End Weird, Begin Curiosity

“Weird” is something kids say. Not just kids like young in years, kids like young in mental capacity. “Weird” is a cop out, a sad aversion from anything not like us. It’s lazy, overused, and we can do better as intelligent and capable adults. We can and we should.

I don’t though. I say “weird” all the time. I think it all the time. I think combinations of food are weird. I think traditions I don’t practice are weird. I say “that’s weird” when something unexpected happens, when someone does something I don’t agree with, or when I hear a song of a genre I don’t enjoy. 

But “weird” is starting to piss me off. In the country and culture we live in now- and I mean before Trump was even on the scene- we can’t afford to just stop at “weird” and be satisfied. We can’t teach our children that. We can’t model it. We can’t become content with that. We need to go further, because if we don’t, division wins. And saying that is pretty oxymoronic, because how can division ever win? There is no winning if we are separate. And if we are the ones doing the separating, we’re all losing. 

“Weird” is, at its most basic level, a placeholder for “I don’t understand”. When someone says something like “I meditate on Sunday mornings at sunrise” and we say “that’s weird”, we are really saying so much more, and that’s why I think “weird” is a lazy ass cop-out. What we really mean is: “That’s not how I worship or connect with something bigger than myself. I’ve never done that. That is very different than what I do on Sunday mornings, and because it’s different and because I’ve never done it, I don’t understand it.” 

That’s what “weird” means. It means we don’t understand. 

I hope that we can take a giant leap from “that’s weird” to, “tell me about that”, because until we decide that being different isn’t bad; until we decide that “weird” is dividing us and that division is not something we want- we are stuck. We are stuck in a place where we cannot grow and we cannot connect, and as humans, what else are we here for? 
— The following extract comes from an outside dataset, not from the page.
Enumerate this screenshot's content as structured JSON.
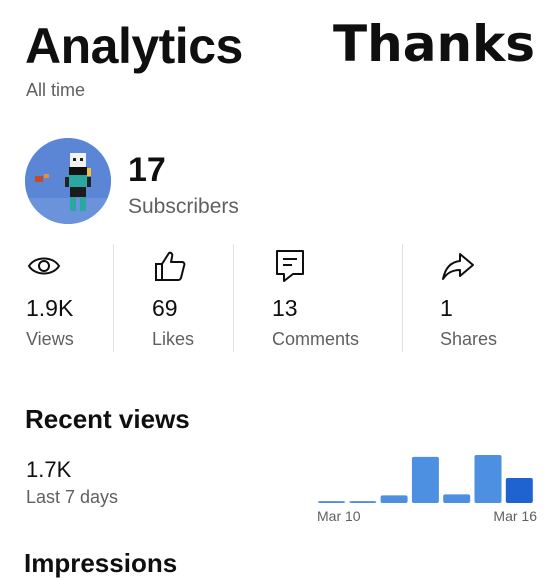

The truth I believe in, though, is a sad one. And it is that “weird” is easier than being curious and uncomfortable, so people will likely stay comfy and divided at “weird” for quite some time. Even so, I’ll be down here in South Louisiana trying to #EndWeird and #BeginCuriosity. I’ll be here trying to connect. I’ll be here doing my part, the only part I can do.